The Oct. 22 editorial "PAC or Piggy Bank?" should have said that D.C. Council member Jack Evans (D-Ward 2) resigned control over his political action committee in 1994, not 2004. Also, the Office of Campaign Finance ruled on the PAC in 2005, not 2004. (Published 11/3/2005)

THE D.C. OFFICE of Campaign Finance is conducting an audit of a political action committee known as the D.C. Fund (formerly the "Jack PAC"), which should be of more than passing interest to District voters because of the involvement of Ward 2 Council member Jack Evans (D). At issue is whether Mr. Evans, an announced candidate for council chairman next year, violated D.C. campaign finance law and regulations in the use of a political action committee's funds. Given his senior status on the council and his aspiration to higher office, the outcome of the audit could have a bearing on Mr. Evans's political future.

In 1993 Mr. Evans organized the "Jack PAC," a political action committee, naming himself treasurer, chairman and custodian of records, which is a lawful act. Last year, at the urging of the Office of Campaign Finance (OCF), which ruled that a council member should not have any direct involvement or coordination with PAC expenditures, Mr. Evans resigned the chairman and treasurer's jobs, turning the positions over to William N. Hall and Mark E. Grummer, respectively. The PAC, however, authorized Mr. Evans to make withdrawals and payments, but did not make him an officer or grant him oversight responsibility for the money.

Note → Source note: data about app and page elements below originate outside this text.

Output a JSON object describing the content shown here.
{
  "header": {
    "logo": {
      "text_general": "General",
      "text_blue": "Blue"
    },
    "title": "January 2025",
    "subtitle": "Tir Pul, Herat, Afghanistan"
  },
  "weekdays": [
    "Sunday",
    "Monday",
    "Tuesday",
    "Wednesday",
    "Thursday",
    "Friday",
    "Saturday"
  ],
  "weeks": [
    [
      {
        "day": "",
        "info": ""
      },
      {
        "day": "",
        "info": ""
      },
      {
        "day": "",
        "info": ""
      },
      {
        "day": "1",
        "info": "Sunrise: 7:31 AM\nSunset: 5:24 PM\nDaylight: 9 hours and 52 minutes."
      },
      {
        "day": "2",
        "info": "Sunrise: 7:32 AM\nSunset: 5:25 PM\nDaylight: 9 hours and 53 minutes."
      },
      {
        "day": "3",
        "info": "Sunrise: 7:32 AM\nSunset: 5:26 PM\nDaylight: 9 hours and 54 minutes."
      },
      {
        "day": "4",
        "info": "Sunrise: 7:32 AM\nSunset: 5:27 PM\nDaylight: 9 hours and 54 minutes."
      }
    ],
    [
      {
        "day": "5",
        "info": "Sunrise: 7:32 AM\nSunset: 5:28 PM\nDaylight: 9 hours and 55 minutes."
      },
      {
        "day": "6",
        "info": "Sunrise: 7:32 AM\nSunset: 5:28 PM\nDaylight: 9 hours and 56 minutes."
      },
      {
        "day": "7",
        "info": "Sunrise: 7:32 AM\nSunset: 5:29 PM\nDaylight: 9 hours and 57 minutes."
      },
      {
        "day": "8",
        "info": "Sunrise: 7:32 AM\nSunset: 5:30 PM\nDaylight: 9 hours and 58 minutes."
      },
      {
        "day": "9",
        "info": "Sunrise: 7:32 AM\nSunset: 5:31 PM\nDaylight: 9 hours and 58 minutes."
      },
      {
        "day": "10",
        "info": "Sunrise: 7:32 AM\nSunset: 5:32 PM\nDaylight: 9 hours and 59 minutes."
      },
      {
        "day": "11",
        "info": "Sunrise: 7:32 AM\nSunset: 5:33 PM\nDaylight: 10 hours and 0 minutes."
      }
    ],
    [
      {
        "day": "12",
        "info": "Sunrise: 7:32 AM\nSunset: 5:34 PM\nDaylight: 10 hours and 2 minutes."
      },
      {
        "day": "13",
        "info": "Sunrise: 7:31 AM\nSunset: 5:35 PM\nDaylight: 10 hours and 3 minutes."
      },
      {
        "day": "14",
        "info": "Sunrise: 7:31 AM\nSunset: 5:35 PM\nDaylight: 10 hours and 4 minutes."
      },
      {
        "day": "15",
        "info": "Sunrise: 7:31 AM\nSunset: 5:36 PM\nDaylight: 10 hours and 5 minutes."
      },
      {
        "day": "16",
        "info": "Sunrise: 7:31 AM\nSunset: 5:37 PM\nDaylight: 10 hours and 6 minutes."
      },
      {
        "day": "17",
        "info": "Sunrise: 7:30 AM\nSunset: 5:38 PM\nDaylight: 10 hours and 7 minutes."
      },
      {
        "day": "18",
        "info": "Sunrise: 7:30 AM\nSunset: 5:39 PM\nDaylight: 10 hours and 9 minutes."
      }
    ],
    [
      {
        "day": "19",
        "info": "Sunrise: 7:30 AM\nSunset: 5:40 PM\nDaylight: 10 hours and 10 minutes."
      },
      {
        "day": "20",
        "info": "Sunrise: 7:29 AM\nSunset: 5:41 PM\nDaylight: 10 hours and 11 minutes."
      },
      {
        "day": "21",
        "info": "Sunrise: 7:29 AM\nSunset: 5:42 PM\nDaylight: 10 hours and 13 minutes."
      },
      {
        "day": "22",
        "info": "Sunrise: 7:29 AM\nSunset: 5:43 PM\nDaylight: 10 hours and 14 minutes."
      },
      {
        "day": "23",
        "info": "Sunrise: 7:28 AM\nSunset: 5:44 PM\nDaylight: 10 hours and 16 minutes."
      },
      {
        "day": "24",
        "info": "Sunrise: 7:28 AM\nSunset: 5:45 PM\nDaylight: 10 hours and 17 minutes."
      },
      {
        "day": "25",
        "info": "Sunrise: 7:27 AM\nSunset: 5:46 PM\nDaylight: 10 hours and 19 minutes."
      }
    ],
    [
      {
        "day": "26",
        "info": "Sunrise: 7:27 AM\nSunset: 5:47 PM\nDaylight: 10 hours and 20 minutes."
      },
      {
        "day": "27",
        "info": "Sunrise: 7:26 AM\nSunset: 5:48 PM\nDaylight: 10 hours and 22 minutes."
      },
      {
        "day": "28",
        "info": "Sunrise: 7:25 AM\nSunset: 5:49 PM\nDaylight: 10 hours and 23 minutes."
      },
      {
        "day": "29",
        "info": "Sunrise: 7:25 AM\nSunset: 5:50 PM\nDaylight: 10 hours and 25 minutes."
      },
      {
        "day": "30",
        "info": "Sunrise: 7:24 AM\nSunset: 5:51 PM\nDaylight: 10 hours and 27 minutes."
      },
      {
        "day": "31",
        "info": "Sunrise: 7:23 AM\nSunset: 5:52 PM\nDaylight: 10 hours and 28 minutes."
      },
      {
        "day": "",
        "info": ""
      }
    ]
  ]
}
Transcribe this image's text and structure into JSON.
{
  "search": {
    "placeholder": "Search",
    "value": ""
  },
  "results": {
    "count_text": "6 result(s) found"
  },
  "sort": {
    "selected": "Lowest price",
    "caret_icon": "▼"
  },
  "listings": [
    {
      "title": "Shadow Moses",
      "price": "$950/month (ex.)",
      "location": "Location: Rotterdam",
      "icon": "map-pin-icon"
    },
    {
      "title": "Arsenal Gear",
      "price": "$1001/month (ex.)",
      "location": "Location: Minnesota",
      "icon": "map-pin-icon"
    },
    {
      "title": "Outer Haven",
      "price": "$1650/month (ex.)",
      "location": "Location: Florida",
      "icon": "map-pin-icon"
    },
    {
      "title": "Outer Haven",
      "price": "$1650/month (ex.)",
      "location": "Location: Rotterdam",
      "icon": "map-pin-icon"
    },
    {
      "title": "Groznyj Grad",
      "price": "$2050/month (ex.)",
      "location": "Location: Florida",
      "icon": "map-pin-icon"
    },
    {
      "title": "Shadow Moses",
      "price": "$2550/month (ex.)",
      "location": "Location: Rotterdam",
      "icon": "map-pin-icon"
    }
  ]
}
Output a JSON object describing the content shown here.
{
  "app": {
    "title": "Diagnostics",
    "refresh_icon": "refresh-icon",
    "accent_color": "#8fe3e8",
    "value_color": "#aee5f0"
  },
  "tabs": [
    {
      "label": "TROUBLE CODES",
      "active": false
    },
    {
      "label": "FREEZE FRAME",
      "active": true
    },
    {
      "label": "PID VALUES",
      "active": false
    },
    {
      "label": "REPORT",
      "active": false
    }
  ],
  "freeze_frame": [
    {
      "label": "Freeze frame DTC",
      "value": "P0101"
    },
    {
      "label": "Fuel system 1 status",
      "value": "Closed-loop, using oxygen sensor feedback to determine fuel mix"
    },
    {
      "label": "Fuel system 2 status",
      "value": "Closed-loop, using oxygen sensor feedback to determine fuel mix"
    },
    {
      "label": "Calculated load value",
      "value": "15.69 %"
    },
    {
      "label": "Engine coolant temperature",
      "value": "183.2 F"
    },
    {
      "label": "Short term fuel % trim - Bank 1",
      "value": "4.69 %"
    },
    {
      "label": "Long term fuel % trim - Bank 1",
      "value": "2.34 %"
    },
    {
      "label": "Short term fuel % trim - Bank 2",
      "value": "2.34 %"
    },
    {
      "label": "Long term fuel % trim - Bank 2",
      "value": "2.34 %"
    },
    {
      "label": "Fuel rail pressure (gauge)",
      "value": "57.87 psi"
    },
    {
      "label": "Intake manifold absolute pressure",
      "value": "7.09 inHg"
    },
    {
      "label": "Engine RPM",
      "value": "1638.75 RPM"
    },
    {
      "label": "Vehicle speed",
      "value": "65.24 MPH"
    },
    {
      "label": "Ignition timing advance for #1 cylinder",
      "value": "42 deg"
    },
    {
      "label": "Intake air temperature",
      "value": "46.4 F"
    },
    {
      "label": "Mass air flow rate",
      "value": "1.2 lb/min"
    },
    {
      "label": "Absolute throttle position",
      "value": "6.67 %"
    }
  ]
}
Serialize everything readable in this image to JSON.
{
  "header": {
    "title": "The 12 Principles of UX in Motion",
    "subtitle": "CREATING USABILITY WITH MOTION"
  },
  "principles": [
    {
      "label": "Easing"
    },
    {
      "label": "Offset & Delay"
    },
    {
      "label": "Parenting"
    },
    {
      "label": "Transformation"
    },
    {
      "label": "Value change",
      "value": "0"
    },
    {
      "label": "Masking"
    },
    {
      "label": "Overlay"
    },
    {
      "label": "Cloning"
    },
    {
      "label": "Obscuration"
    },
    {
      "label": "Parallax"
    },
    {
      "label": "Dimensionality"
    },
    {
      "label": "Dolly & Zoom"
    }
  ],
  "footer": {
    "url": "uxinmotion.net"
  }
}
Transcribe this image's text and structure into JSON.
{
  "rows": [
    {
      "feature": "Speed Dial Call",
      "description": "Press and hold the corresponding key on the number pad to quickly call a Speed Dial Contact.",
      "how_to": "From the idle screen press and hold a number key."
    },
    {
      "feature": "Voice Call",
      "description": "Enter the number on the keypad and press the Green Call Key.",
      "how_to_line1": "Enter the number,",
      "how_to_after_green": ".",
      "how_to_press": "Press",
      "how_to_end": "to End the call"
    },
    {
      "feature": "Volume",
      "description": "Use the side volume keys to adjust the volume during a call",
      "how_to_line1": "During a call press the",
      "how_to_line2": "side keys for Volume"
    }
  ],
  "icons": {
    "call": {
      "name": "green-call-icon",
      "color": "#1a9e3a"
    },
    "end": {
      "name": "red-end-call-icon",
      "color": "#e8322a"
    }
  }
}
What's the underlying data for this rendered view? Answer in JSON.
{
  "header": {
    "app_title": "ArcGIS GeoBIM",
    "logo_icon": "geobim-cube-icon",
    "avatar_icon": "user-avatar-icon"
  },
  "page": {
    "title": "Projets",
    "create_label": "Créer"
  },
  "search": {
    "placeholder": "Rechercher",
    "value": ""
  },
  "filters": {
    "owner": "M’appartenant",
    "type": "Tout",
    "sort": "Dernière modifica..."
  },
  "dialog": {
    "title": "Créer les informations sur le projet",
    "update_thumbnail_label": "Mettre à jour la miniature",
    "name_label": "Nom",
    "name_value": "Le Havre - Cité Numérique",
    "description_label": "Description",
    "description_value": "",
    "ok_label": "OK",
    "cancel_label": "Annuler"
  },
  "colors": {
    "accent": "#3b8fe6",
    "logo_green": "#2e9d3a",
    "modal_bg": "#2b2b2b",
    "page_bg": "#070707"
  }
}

So what's the problem? Campaign finance officials are conducting an audit, reported Post writer Serge F. Kovaleski, to determine whether Mr. Evans received improper reimbursements and whether some of his claimed expenses should been paid for by his campaign committee or his council constituent services fund.

To understand the nature of OCF concerns, consider that office's description of a "PAC": "a political action committee is designed to, among other things, promote or oppose the nomination or election of an individual to office; and to support persons and programs that share its ideals, and to contest those that do not." PAC spending, the Office of Campaign Finance asserts, should be made on behalf of candidates seeking office. Now consider some of the expenditures by Mr. Evans's PAC:

* After first claiming that a $6,772.72 reimbursement from the PAC was for his business and travel expenses on a 11-day trip to China and Thailand in October 2004, Mr. Evans now discloses that his PAC expenditures went toward the lodging, some of the meals and some travel inside China for a close friend who traveled with him.

* Meals at local restaurants listed as "constituent lunch," "airfare from vacation to attend the Friendly Sons of St. Patrick's Dinner," "airfare from vacation to attend the D.C. Marathon," refund for expenses incurred during a retail and shopping center convention in Las Vegas, and a refund "for local travel to attend annual July 4th events."

Repayment for the events, which the PAC said were political in nature, related to District business or the kind of events the PAC is supposed to cover, was handled by Evans himself, The Post reports.

Capital crimes? Of course not. Improper spending? Mr. Evans insists that his PAC, which he has now closed, "has operated in compliance with all applicable laws and regulations." Thus a formal OCF audit -- a closely watched event early in the D.C. political season.